The majority opinion indicates that Fallin was charged with several counts of child abuse in the inappropriate touching of his young daughter. Under Maryland law, testimony regarding out of court of statements made by an alleged victim of child abuse under age 13 may be admissible under certain circumstances: the child must testify, the statements must have been made to a member of certain professions, and the statements must have “particularized guarantees of trustworthiness.” The professionals who may be allowed to testify to such statements include physicians, psychologists, social workers, licensed counselors, and educators.
In this case, the minor victim testified to two episodes when her father touched her inappropriately. The child’s mother and grandmother also testified that she reported these events. The State then called a licensed counselor who performed four “forensic interviews” of the child victim. Over objection, the witness was allowed to testify to her training in how to detect signs of fabrication of a story by a child, and was qualified as an expert in child abuse disclosure and clinical counseling. The counselor then testified that the child victim in the four interviews did not display any signs of fabrication in describing two episodes of abuse by her father. The jury convicted the defendant of three charges arising from one of the alleged events.
The majority in the Court of Appeals determined that this testimony from the counselor should not have been admitted, and reversed the case for a new trial. They noted that “the credibility of a witness and the weight to be accorded the witnesses’ testimony are solely within the province of the jury.” Allowing the counselor to say she saw no signs of fabrication by the child, they held, was equivalent to saying the child’s testimony was the truth. The majority noted that testimony about lie detectors is not admitted, and such expert testimony would be equivalent to allowing polygraph evidence.
Two judges dissented, arguing that the counselor did not testify that the child’s testimony was truthful, only that to her trained eye she saw no signs of fabricating her story.
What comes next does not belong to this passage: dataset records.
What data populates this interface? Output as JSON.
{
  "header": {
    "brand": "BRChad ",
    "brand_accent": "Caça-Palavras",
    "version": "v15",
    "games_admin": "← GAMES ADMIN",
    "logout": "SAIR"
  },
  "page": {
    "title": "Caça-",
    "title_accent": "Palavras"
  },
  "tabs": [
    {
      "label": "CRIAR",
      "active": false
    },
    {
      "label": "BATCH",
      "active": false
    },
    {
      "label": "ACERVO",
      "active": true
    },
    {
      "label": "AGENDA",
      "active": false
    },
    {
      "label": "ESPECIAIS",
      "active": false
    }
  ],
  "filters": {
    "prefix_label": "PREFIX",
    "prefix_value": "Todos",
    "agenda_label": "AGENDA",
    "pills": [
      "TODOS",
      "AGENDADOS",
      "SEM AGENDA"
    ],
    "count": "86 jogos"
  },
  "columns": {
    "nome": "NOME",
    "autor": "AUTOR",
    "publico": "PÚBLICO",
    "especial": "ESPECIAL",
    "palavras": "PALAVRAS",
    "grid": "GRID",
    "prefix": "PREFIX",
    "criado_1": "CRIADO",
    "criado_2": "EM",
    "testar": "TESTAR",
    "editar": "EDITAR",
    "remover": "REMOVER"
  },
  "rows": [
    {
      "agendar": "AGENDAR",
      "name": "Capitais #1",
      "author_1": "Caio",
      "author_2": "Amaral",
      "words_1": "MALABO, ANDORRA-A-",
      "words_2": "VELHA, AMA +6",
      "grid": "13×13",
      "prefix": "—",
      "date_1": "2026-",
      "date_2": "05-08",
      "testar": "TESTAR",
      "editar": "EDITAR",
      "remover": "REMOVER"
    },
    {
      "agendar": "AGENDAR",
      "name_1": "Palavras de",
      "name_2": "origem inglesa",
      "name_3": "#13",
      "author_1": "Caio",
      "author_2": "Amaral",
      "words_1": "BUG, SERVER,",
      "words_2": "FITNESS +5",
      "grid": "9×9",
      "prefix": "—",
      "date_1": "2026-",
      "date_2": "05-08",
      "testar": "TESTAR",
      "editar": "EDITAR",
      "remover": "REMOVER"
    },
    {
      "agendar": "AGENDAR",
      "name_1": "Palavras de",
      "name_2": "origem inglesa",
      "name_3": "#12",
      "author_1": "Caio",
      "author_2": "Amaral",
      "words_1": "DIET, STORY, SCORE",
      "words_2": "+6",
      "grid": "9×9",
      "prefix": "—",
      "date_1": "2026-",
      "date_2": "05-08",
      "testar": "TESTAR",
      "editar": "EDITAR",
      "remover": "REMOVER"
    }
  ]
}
This illustrates how important the Maryland appellate Courts view the jury’s role in weighing the believability of witnesses, even in difficult cases such as child abuse prosecutions.
Thomas Patrick Ryan is a partner in the Rockville law firm of McCarthy Wilson, which specializes in civil litigation.